HILARIOUS footage has captured a Scot’s increasing fury as the voice-controlled phone system in his car refuses to understand his accent.
Paul Lees, 43, was driving his wife, Frances-anne, home from a hospital appointment when the voice command system in his Ford S-Max failed to understand his Glasgow brogue.
Covert filming by Frances-anne captures the hysterical difficulties her husband experiences whilst trying to call a local garage about his beloved Mini Cooper.
Paul, a telecommunications office, repeatedly asks the car to call “Re-Nu-It”, a garage in Falkirk, Stirlingshire, yet the car does anything but, instead trying to call his friend “Beege” or telling him it’s “not possible”.
As he becomes increasingly incensed during the trip on the M8 in Glasgow, he tries to slow his speech down and speak as clearly as possible but to no avail, as the says the number requested is “not recognised”.
The exasperated father-of-five takes his glasses off as he battles with the voice controls and says he’s “not doing it anymore” before calling it a “wa**er of a machine”.

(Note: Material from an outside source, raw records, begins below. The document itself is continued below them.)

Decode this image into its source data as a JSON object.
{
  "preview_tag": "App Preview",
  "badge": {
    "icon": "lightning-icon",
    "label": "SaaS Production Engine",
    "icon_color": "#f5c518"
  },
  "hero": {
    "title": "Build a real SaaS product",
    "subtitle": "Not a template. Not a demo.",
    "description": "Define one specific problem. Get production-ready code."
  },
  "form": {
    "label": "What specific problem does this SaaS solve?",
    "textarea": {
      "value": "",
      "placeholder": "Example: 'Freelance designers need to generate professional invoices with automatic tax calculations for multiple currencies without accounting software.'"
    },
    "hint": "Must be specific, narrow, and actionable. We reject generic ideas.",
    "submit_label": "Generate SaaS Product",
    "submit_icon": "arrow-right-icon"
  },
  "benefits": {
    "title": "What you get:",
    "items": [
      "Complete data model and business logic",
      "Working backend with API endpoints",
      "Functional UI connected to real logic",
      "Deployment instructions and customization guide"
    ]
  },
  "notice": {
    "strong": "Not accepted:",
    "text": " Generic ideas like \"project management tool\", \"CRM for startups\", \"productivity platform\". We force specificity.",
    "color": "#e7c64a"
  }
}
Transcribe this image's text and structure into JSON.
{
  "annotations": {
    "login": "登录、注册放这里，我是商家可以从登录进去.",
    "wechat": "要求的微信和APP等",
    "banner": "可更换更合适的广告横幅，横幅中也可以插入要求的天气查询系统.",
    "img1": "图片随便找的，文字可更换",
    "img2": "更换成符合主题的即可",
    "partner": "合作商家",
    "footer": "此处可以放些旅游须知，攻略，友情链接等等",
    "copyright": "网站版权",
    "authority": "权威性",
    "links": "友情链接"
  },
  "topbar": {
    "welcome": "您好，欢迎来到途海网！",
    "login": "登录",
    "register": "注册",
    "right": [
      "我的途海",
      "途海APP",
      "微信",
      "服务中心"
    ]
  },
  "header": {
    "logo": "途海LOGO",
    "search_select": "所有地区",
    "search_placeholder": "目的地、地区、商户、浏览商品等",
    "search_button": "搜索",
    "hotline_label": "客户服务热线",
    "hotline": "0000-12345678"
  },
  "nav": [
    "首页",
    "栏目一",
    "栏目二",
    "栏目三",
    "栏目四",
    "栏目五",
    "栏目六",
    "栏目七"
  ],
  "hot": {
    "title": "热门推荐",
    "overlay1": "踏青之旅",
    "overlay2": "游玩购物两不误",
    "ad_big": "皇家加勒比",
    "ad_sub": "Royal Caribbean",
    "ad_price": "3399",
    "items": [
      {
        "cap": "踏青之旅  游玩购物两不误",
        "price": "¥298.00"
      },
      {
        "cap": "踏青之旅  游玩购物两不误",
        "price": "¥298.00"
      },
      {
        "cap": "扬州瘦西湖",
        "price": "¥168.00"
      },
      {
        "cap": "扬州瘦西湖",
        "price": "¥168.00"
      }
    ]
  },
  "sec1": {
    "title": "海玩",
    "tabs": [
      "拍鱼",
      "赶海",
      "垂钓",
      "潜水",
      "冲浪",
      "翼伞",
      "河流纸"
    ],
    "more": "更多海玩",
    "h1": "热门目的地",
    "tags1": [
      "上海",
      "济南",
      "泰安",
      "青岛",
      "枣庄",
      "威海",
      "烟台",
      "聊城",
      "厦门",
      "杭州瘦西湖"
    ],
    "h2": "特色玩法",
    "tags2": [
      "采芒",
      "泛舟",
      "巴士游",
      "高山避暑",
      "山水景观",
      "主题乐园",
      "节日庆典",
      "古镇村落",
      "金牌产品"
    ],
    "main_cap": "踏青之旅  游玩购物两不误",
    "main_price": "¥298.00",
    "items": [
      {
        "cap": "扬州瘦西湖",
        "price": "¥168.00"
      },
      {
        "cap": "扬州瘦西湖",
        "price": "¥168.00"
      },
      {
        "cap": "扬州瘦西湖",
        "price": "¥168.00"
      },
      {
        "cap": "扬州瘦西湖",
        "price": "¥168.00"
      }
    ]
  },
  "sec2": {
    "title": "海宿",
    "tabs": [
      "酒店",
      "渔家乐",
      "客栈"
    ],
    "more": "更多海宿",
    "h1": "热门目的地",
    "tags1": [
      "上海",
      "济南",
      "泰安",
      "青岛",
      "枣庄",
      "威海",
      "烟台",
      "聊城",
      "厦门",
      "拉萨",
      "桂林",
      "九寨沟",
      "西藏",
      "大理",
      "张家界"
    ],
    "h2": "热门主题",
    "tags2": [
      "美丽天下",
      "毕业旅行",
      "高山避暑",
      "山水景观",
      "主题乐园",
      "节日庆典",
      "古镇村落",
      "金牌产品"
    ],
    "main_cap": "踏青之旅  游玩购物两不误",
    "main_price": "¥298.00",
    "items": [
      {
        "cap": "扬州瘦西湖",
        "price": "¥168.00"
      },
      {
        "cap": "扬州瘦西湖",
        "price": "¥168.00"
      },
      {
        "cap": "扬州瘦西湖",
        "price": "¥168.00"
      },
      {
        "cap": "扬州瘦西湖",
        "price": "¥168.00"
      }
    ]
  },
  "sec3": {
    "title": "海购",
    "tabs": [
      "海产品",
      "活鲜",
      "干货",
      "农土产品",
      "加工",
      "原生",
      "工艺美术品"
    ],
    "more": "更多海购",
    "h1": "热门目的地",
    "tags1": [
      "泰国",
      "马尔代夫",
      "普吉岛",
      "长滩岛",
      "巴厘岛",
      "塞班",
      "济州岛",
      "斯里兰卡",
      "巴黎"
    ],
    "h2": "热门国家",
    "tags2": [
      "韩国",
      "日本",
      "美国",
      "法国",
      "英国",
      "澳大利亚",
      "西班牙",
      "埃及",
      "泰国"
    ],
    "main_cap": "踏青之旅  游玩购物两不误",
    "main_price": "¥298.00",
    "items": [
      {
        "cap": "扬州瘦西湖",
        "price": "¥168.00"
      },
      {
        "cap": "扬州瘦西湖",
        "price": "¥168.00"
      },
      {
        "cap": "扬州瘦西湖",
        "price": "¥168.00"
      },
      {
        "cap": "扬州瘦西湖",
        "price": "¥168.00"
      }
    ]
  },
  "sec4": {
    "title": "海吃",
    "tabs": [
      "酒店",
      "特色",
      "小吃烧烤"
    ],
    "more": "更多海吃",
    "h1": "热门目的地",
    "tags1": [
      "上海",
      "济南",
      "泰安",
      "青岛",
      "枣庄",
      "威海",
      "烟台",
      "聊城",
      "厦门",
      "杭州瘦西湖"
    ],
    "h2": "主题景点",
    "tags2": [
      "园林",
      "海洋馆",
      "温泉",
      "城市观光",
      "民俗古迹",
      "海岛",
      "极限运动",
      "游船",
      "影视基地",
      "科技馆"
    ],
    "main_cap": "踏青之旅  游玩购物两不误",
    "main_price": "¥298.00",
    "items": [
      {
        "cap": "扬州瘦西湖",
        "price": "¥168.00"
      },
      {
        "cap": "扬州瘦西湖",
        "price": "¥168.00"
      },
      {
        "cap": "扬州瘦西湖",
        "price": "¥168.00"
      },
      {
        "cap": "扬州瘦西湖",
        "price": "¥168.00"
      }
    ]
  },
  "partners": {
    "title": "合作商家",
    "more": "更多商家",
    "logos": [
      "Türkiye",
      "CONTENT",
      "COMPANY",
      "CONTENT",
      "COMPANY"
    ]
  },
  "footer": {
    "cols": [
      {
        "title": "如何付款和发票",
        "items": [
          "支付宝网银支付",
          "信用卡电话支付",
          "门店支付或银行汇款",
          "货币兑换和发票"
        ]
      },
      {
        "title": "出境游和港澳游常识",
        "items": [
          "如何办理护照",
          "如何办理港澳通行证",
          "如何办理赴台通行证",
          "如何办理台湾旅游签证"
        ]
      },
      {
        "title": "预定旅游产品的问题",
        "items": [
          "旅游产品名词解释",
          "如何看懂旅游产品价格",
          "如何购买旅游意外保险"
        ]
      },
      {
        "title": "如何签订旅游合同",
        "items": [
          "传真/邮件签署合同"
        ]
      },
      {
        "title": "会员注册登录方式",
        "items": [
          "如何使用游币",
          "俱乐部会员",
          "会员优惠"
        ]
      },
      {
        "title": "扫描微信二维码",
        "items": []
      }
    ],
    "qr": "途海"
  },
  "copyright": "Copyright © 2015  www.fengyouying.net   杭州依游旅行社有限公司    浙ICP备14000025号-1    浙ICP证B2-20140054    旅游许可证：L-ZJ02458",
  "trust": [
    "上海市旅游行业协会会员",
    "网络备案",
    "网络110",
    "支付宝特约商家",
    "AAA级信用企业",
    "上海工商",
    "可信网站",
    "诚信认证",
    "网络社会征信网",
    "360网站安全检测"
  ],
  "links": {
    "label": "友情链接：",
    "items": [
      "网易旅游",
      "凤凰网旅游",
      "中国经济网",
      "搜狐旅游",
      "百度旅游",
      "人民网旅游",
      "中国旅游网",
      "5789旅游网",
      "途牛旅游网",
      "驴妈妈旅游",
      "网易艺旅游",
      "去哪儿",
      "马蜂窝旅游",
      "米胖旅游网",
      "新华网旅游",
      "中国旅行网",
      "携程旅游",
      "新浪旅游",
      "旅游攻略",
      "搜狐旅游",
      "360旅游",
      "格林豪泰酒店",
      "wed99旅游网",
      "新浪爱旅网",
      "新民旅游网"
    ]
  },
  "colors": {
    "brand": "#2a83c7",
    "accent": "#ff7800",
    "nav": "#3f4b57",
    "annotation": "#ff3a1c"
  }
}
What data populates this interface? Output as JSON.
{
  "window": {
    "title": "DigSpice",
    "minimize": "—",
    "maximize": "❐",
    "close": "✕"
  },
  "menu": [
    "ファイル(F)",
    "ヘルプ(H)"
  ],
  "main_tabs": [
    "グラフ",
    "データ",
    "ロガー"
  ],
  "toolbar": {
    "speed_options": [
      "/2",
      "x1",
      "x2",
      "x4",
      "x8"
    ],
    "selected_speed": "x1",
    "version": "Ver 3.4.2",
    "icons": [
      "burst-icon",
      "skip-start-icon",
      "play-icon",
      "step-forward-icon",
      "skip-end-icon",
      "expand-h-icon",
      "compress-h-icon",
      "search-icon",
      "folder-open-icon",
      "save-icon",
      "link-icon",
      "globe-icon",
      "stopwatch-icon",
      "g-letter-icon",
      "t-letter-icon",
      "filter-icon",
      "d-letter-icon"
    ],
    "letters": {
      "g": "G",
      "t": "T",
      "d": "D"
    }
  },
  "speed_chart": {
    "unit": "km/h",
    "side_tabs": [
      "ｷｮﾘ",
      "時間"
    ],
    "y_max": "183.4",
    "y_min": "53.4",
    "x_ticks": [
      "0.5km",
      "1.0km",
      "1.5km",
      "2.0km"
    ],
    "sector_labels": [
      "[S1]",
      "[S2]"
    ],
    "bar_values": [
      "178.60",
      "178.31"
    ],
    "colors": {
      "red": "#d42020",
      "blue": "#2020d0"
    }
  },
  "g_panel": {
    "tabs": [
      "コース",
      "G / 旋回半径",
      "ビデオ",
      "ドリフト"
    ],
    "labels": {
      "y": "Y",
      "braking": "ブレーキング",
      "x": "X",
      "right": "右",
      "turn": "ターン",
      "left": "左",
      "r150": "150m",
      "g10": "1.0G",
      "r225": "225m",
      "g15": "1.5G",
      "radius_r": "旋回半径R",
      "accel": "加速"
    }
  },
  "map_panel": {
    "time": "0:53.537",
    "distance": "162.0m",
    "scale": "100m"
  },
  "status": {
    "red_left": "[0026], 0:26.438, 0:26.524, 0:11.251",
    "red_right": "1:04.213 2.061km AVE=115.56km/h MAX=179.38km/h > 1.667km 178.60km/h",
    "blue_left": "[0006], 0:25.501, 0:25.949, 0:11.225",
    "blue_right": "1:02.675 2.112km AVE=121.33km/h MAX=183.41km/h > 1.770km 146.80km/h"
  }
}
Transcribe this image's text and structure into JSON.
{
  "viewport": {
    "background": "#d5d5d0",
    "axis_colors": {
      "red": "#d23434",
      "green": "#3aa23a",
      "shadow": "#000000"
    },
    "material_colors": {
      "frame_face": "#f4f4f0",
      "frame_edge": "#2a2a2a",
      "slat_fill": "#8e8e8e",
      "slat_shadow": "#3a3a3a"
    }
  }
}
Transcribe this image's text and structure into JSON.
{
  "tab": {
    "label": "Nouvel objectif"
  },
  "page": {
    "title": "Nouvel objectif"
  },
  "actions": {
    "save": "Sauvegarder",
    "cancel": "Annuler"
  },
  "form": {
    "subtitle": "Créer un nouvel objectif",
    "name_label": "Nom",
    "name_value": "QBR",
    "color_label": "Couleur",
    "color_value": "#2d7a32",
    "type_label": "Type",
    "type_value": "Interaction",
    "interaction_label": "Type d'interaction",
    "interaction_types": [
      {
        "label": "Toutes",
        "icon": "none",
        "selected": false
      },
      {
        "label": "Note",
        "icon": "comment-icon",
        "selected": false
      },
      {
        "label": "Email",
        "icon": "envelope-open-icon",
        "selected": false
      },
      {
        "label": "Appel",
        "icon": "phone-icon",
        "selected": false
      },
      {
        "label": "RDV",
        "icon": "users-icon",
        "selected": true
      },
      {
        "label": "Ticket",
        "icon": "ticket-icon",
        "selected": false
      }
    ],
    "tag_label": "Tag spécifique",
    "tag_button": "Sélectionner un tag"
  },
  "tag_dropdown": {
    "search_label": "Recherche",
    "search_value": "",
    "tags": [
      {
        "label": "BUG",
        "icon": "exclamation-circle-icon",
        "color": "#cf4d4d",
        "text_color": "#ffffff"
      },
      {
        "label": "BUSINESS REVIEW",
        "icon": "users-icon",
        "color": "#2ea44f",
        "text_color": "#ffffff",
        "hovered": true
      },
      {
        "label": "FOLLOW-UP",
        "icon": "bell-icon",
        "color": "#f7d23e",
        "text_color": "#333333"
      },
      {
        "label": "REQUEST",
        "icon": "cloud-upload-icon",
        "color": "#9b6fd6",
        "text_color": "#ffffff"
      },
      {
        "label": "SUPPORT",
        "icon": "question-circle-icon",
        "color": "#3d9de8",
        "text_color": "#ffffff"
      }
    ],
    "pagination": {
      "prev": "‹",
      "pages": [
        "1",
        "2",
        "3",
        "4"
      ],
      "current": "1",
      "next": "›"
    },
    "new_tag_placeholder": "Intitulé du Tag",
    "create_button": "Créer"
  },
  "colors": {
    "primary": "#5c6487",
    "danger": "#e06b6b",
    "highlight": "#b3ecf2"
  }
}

Frances-anne revealed that their voice-activated misery was made even worse when the machine cranked the heating up full blast despite Paul only wanting to make a phone call.
Paul even adopts a comical cockney accent to ask the machine to “call re-nu-it mate” but that doesn’t work and even starts arguing with his sat-nav, telling it to “fork off” when it tells him to “keep left at the fork”.
The four-minute clip was taken on September 21 and Paul’s wife, Frances-Anne, admits her husband was grappling with the voice system for “a good ten minutes” before admitting defeat.
“The situation could have been resolved by me punching in the numbers for him but the point was the hilarity,” she said.
“It didn’t even pick him up when he used the English accent. It was good ten minutes of him trying after we left the hospital.
“We’ve had the car two years but it does it to me as well, which is annoying. It seems to go to every person but the one you want.
“He almost got the radio station he wanted later on but we couldn’t hear anything. It also ended up blasting the heating up as well so we were sweltering.
“He’s not been back in the car since. But he has watched the video himself and couldn’t stop laughing himself and realised they were actually really funny.”
It’s not the first time that cutting-edge voice recognition technology has had difficulty picking up the Scottish accent.
In 2011, it was revealed that the iPhone 4s, developed in California, was having difficulties picking up broad Scottish pronunciations.
Since the development of the software, it’s difficulties picking up the accent has become a well-documented feature in Scottish culture.
One of the most famous sketches featured in hit BBC Scotland comedy, ‘Burnistoun’, shows two Scottish men losing their minds in a voice-activated lift which fails to comprehend what they’re saying.